Looking at the data, count the lines where the word "onenote" occurs and answer with only the number.

DATASET CONTENT Block Start

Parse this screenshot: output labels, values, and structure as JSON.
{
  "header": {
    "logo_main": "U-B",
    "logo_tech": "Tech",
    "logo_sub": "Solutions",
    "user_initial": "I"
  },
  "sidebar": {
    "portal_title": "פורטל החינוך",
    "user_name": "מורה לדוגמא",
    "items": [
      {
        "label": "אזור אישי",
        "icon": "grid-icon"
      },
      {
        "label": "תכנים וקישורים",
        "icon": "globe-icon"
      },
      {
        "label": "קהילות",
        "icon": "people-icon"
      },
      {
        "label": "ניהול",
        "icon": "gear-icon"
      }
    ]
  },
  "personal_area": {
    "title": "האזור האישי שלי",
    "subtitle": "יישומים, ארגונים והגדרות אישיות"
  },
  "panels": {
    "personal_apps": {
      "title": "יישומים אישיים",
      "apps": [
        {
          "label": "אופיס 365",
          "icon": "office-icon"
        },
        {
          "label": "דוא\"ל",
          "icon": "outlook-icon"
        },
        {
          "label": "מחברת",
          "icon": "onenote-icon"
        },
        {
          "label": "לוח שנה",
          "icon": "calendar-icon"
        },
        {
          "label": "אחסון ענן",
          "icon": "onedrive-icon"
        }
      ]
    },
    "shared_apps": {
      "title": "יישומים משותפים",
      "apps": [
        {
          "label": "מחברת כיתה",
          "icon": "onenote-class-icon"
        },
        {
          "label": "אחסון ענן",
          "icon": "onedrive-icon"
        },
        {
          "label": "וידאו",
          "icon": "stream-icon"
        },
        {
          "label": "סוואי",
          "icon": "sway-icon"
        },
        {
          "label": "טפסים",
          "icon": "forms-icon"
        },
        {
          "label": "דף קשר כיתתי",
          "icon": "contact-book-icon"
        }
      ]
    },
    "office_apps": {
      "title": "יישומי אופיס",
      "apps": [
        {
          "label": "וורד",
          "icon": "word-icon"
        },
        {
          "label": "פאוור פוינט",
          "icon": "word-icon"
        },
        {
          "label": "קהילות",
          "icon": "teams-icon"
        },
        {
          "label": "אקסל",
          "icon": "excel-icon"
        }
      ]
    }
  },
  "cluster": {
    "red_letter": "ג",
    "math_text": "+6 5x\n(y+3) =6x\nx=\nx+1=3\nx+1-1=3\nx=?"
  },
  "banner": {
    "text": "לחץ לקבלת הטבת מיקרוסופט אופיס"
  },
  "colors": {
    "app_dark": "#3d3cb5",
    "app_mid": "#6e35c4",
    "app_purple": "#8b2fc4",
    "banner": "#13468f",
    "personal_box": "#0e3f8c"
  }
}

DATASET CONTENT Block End

▸ **COMPLETED TASK**
2